• [TASK TO COMPLETE]: Return all the data verbatim but without images.

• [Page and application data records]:
((
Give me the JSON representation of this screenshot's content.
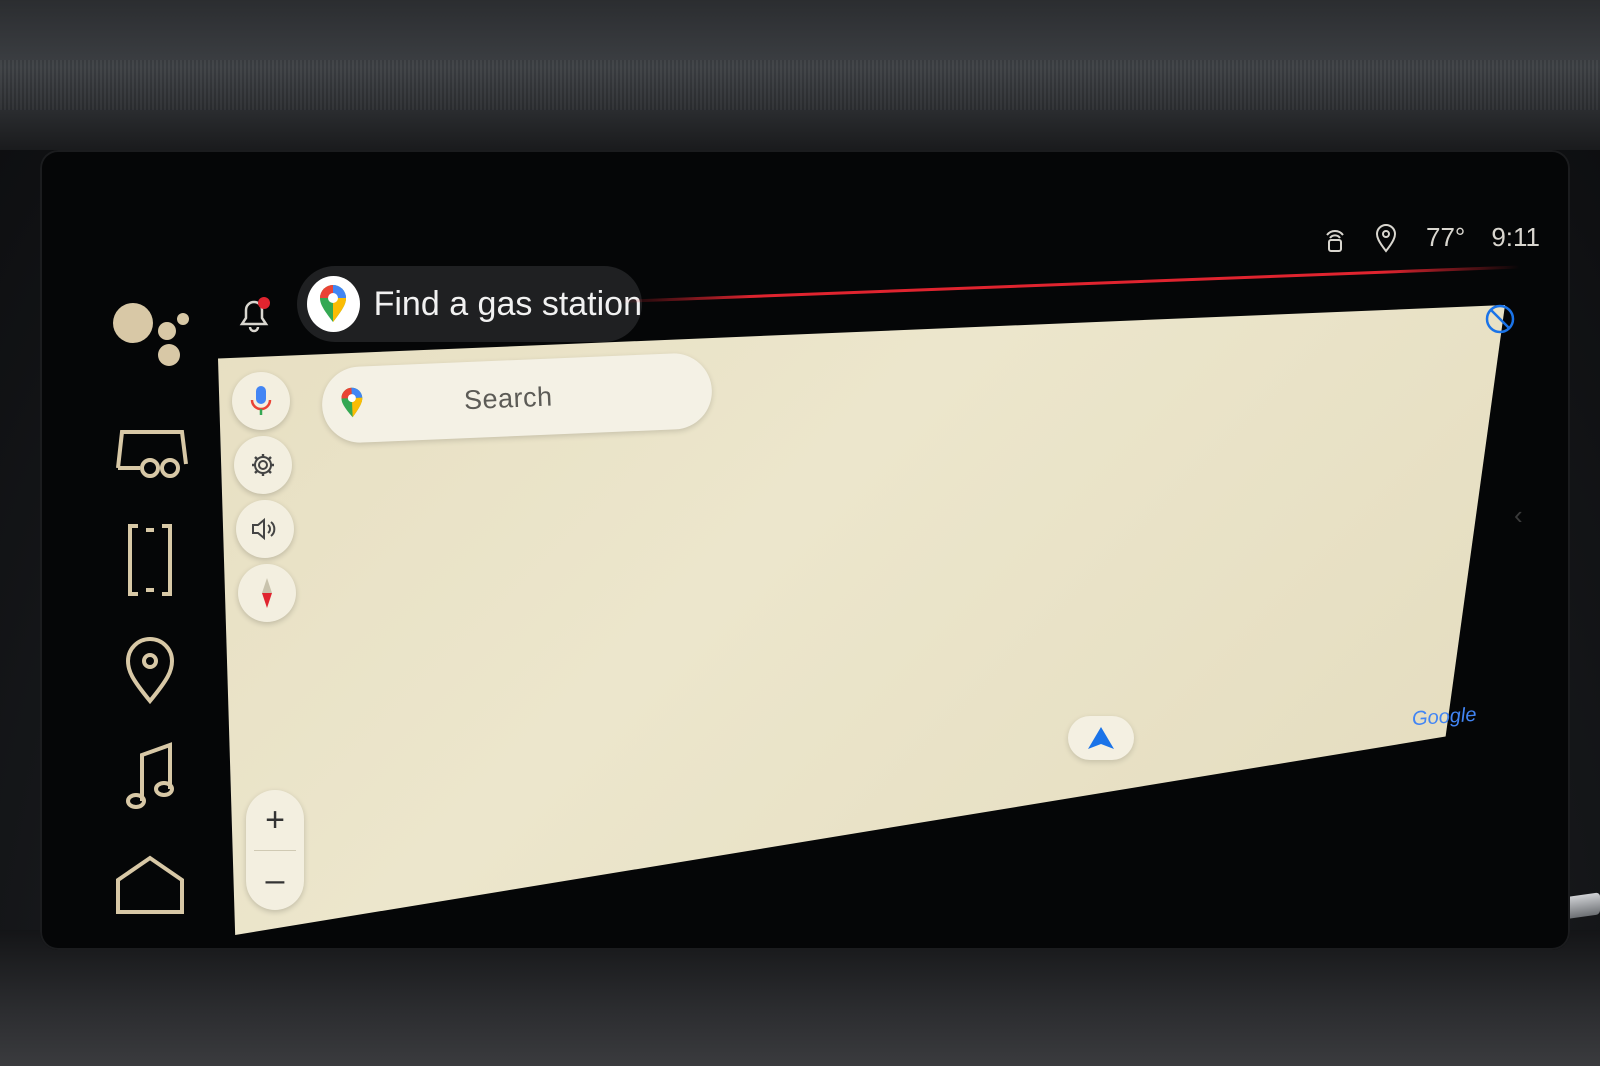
{
  "status_bar": {
    "temperature": "77°",
    "time": "9:11",
    "icons": [
      "connectivity-icon",
      "location-pin-icon"
    ]
  },
  "rail": {
    "items": [
      "assistant-icon",
      "vehicle-icon",
      "phone-icon",
      "navigation-pin-icon",
      "music-icon",
      "home-icon"
    ]
  },
  "assistant_suggestion": {
    "label": "Find a gas station",
    "icon": "google-maps-icon"
  },
  "map": {
    "search_placeholder": "Search",
    "controls": [
      "microphone-icon",
      "settings-gear-icon",
      "volume-icon",
      "compass-icon"
    ],
    "zoom_in_label": "+",
    "zoom_out_label": "–",
    "attribution": "Google",
    "colors": {
      "map_background": "#e9e2c6",
      "accent_red": "#e0242f",
      "nav_arrow_blue": "#1a73e8",
      "rail_gold": "#d8c8a6"
    }
  }
}
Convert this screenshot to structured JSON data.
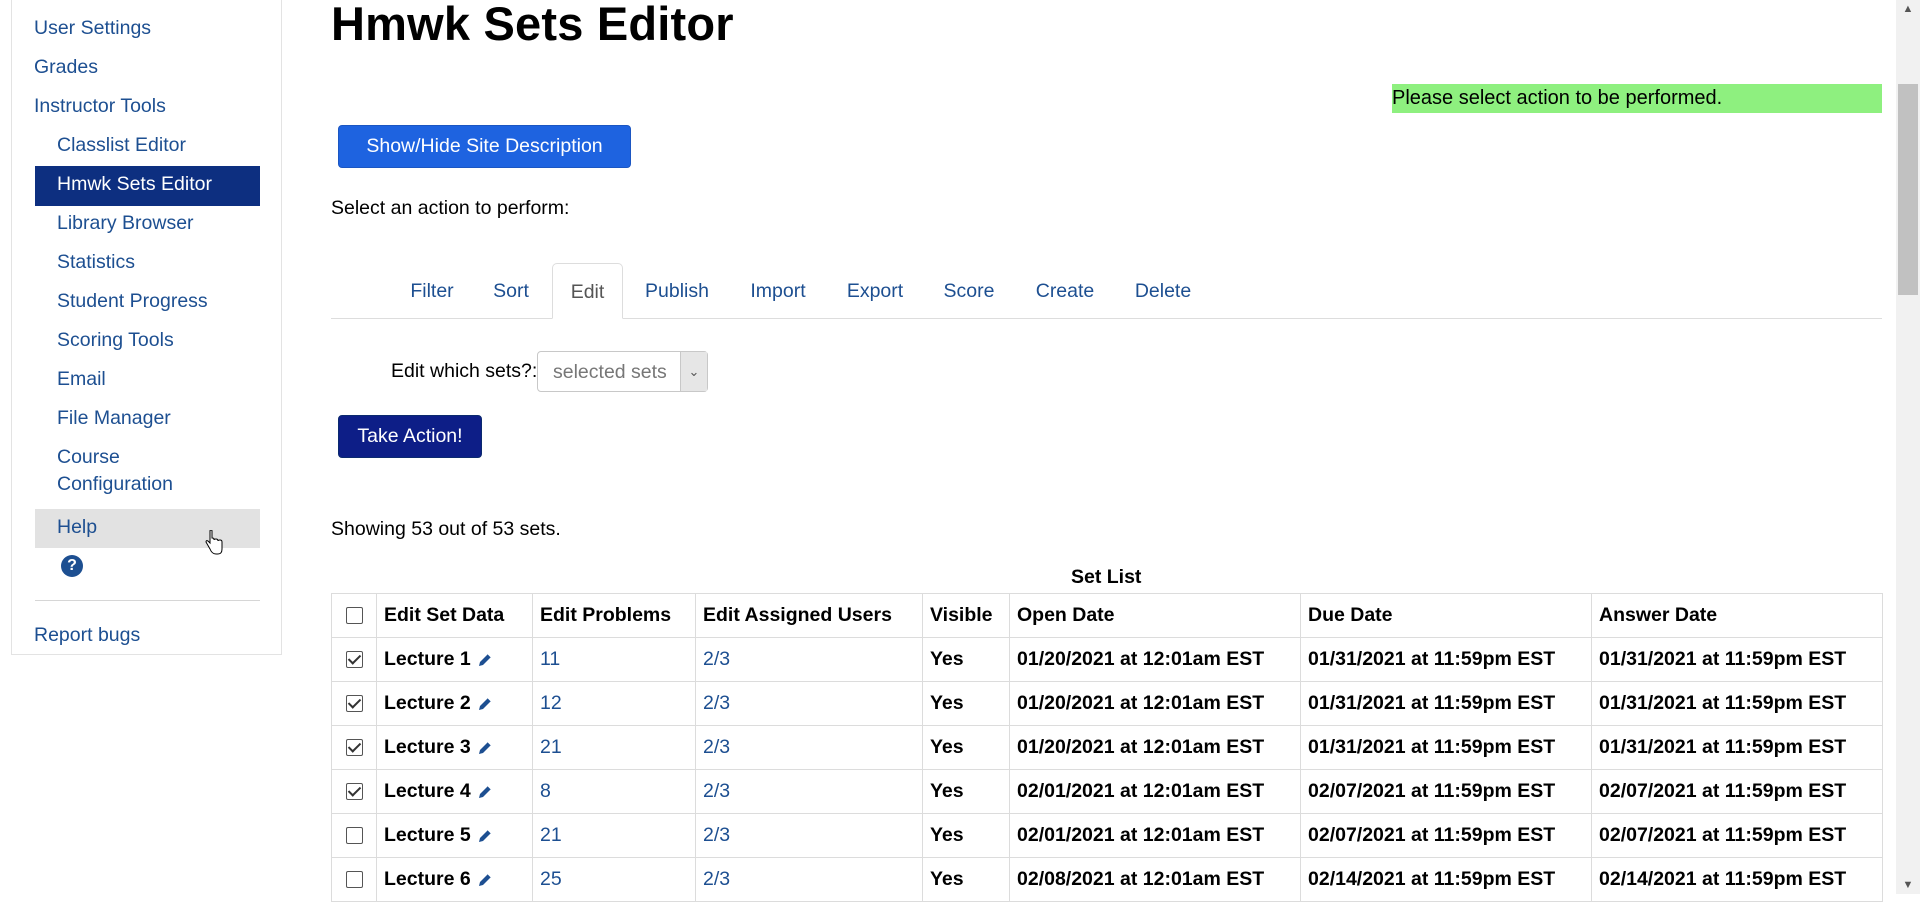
{
  "sidebar": {
    "items": [
      {
        "label": "User Settings",
        "level": 0
      },
      {
        "label": "Grades",
        "level": 0
      },
      {
        "label": "Instructor Tools",
        "level": 0
      },
      {
        "label": "Classlist Editor",
        "level": 1
      },
      {
        "label": "Hmwk Sets Editor",
        "level": 1,
        "active": true
      },
      {
        "label": "Library Browser",
        "level": 1
      },
      {
        "label": "Statistics",
        "level": 1
      },
      {
        "label": "Student Progress",
        "level": 1
      },
      {
        "label": "Scoring Tools",
        "level": 1
      },
      {
        "label": "Email",
        "level": 1
      },
      {
        "label": "File Manager",
        "level": 1
      },
      {
        "label": "Course",
        "label2": "Configuration",
        "level": 1
      },
      {
        "label": "Help",
        "level": 1,
        "hovered": true
      }
    ],
    "help_icon": "question-circle-icon",
    "report_bugs": "Report bugs"
  },
  "main": {
    "title": "Hmwk Sets Editor",
    "message": "Please select action to be performed.",
    "site_description_button": "Show/Hide Site Description",
    "select_action_label": "Select an action to perform:",
    "tabs": [
      {
        "label": "Filter"
      },
      {
        "label": "Sort"
      },
      {
        "label": "Edit",
        "active": true
      },
      {
        "label": "Publish"
      },
      {
        "label": "Import"
      },
      {
        "label": "Export"
      },
      {
        "label": "Score"
      },
      {
        "label": "Create"
      },
      {
        "label": "Delete"
      }
    ],
    "edit_which_label": "Edit which sets?:",
    "edit_which_value": "selected sets",
    "take_action_button": "Take Action!",
    "showing_text": "Showing 53 out of 53 sets.",
    "table_caption": "Set List",
    "columns": [
      "",
      "Edit Set Data",
      "Edit Problems",
      "Edit Assigned Users",
      "Visible",
      "Open Date",
      "Due Date",
      "Answer Date"
    ],
    "rows": [
      {
        "checked": true,
        "set": "Lecture 1",
        "problems": "11",
        "users": "2/3",
        "visible": "Yes",
        "open": "01/20/2021 at 12:01am EST",
        "due": "01/31/2021 at 11:59pm EST",
        "answer": "01/31/2021 at 11:59pm EST"
      },
      {
        "checked": true,
        "set": "Lecture 2",
        "problems": "12",
        "users": "2/3",
        "visible": "Yes",
        "open": "01/20/2021 at 12:01am EST",
        "due": "01/31/2021 at 11:59pm EST",
        "answer": "01/31/2021 at 11:59pm EST"
      },
      {
        "checked": true,
        "set": "Lecture 3",
        "problems": "21",
        "users": "2/3",
        "visible": "Yes",
        "open": "01/20/2021 at 12:01am EST",
        "due": "01/31/2021 at 11:59pm EST",
        "answer": "01/31/2021 at 11:59pm EST"
      },
      {
        "checked": true,
        "set": "Lecture 4",
        "problems": "8",
        "users": "2/3",
        "visible": "Yes",
        "open": "02/01/2021 at 12:01am EST",
        "due": "02/07/2021 at 11:59pm EST",
        "answer": "02/07/2021 at 11:59pm EST"
      },
      {
        "checked": false,
        "set": "Lecture 5",
        "problems": "21",
        "users": "2/3",
        "visible": "Yes",
        "open": "02/01/2021 at 12:01am EST",
        "due": "02/07/2021 at 11:59pm EST",
        "answer": "02/07/2021 at 11:59pm EST"
      },
      {
        "checked": false,
        "set": "Lecture 6",
        "problems": "25",
        "users": "2/3",
        "visible": "Yes",
        "open": "02/08/2021 at 12:01am EST",
        "due": "02/14/2021 at 11:59pm EST",
        "answer": "02/14/2021 at 11:59pm EST"
      }
    ]
  },
  "colors": {
    "link": "#1d4f91",
    "active_nav_bg": "#0d2f80",
    "message_bg": "#8ef07f",
    "primary_button": "#1e63e0",
    "action_button": "#0d1e87"
  }
}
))
• [RESULT OF THIS TASK]:
Give me the JSON representation of this screenshot's content.
{
  "status_bar": {
    "temperature": "77°",
    "time": "9:11",
    "icons": [
      "connectivity-icon",
      "location-pin-icon"
    ]
  },
  "rail": {
    "items": [
      "assistant-icon",
      "vehicle-icon",
      "phone-icon",
      "navigation-pin-icon",
      "music-icon",
      "home-icon"
    ]
  },
  "assistant_suggestion": {
    "label": "Find a gas station",
    "icon": "google-maps-icon"
  },
  "map": {
    "search_placeholder": "Search",
    "controls": [
      "microphone-icon",
      "settings-gear-icon",
      "volume-icon",
      "compass-icon"
    ],
    "zoom_in_label": "+",
    "zoom_out_label": "–",
    "attribution": "Google",
    "colors": {
      "map_background": "#e9e2c6",
      "accent_red": "#e0242f",
      "nav_arrow_blue": "#1a73e8",
      "rail_gold": "#d8c8a6"
    }
  }
}
Convert this screenshot to structured JSON data.
{
  "sidebar": {
    "items": [
      {
        "label": "User Settings",
        "level": 0
      },
      {
        "label": "Grades",
        "level": 0
      },
      {
        "label": "Instructor Tools",
        "level": 0
      },
      {
        "label": "Classlist Editor",
        "level": 1
      },
      {
        "label": "Hmwk Sets Editor",
        "level": 1,
        "active": true
      },
      {
        "label": "Library Browser",
        "level": 1
      },
      {
        "label": "Statistics",
        "level": 1
      },
      {
        "label": "Student Progress",
        "level": 1
      },
      {
        "label": "Scoring Tools",
        "level": 1
      },
      {
        "label": "Email",
        "level": 1
      },
      {
        "label": "File Manager",
        "level": 1
      },
      {
        "label": "Course",
        "label2": "Configuration",
        "level": 1
      },
      {
        "label": "Help",
        "level": 1,
        "hovered": true
      }
    ],
    "help_icon": "question-circle-icon",
    "report_bugs": "Report bugs"
  },
  "main": {
    "title": "Hmwk Sets Editor",
    "message": "Please select action to be performed.",
    "site_description_button": "Show/Hide Site Description",
    "select_action_label": "Select an action to perform:",
    "tabs": [
      {
        "label": "Filter"
      },
      {
        "label": "Sort"
      },
      {
        "label": "Edit",
        "active": true
      },
      {
        "label": "Publish"
      },
      {
        "label": "Import"
      },
      {
        "label": "Export"
      },
      {
        "label": "Score"
      },
      {
        "label": "Create"
      },
      {
        "label": "Delete"
      }
    ],
    "edit_which_label": "Edit which sets?:",
    "edit_which_value": "selected sets",
    "take_action_button": "Take Action!",
    "showing_text": "Showing 53 out of 53 sets.",
    "table_caption": "Set List",
    "columns": [
      "",
      "Edit Set Data",
      "Edit Problems",
      "Edit Assigned Users",
      "Visible",
      "Open Date",
      "Due Date",
      "Answer Date"
    ],
    "rows": [
      {
        "checked": true,
        "set": "Lecture 1",
        "problems": "11",
        "users": "2/3",
        "visible": "Yes",
        "open": "01/20/2021 at 12:01am EST",
        "due": "01/31/2021 at 11:59pm EST",
        "answer": "01/31/2021 at 11:59pm EST"
      },
      {
        "checked": true,
        "set": "Lecture 2",
        "problems": "12",
        "users": "2/3",
        "visible": "Yes",
        "open": "01/20/2021 at 12:01am EST",
        "due": "01/31/2021 at 11:59pm EST",
        "answer": "01/31/2021 at 11:59pm EST"
      },
      {
        "checked": true,
        "set": "Lecture 3",
        "problems": "21",
        "users": "2/3",
        "visible": "Yes",
        "open": "01/20/2021 at 12:01am EST",
        "due": "01/31/2021 at 11:59pm EST",
        "answer": "01/31/2021 at 11:59pm EST"
      },
      {
        "checked": true,
        "set": "Lecture 4",
        "problems": "8",
        "users": "2/3",
        "visible": "Yes",
        "open": "02/01/2021 at 12:01am EST",
        "due": "02/07/2021 at 11:59pm EST",
        "answer": "02/07/2021 at 11:59pm EST"
      },
      {
        "checked": false,
        "set": "Lecture 5",
        "problems": "21",
        "users": "2/3",
        "visible": "Yes",
        "open": "02/01/2021 at 12:01am EST",
        "due": "02/07/2021 at 11:59pm EST",
        "answer": "02/07/2021 at 11:59pm EST"
      },
      {
        "checked": false,
        "set": "Lecture 6",
        "problems": "25",
        "users": "2/3",
        "visible": "Yes",
        "open": "02/08/2021 at 12:01am EST",
        "due": "02/14/2021 at 11:59pm EST",
        "answer": "02/14/2021 at 11:59pm EST"
      }
    ]
  },
  "colors": {
    "link": "#1d4f91",
    "active_nav_bg": "#0d2f80",
    "message_bg": "#8ef07f",
    "primary_button": "#1e63e0",
    "action_button": "#0d1e87"
  }
}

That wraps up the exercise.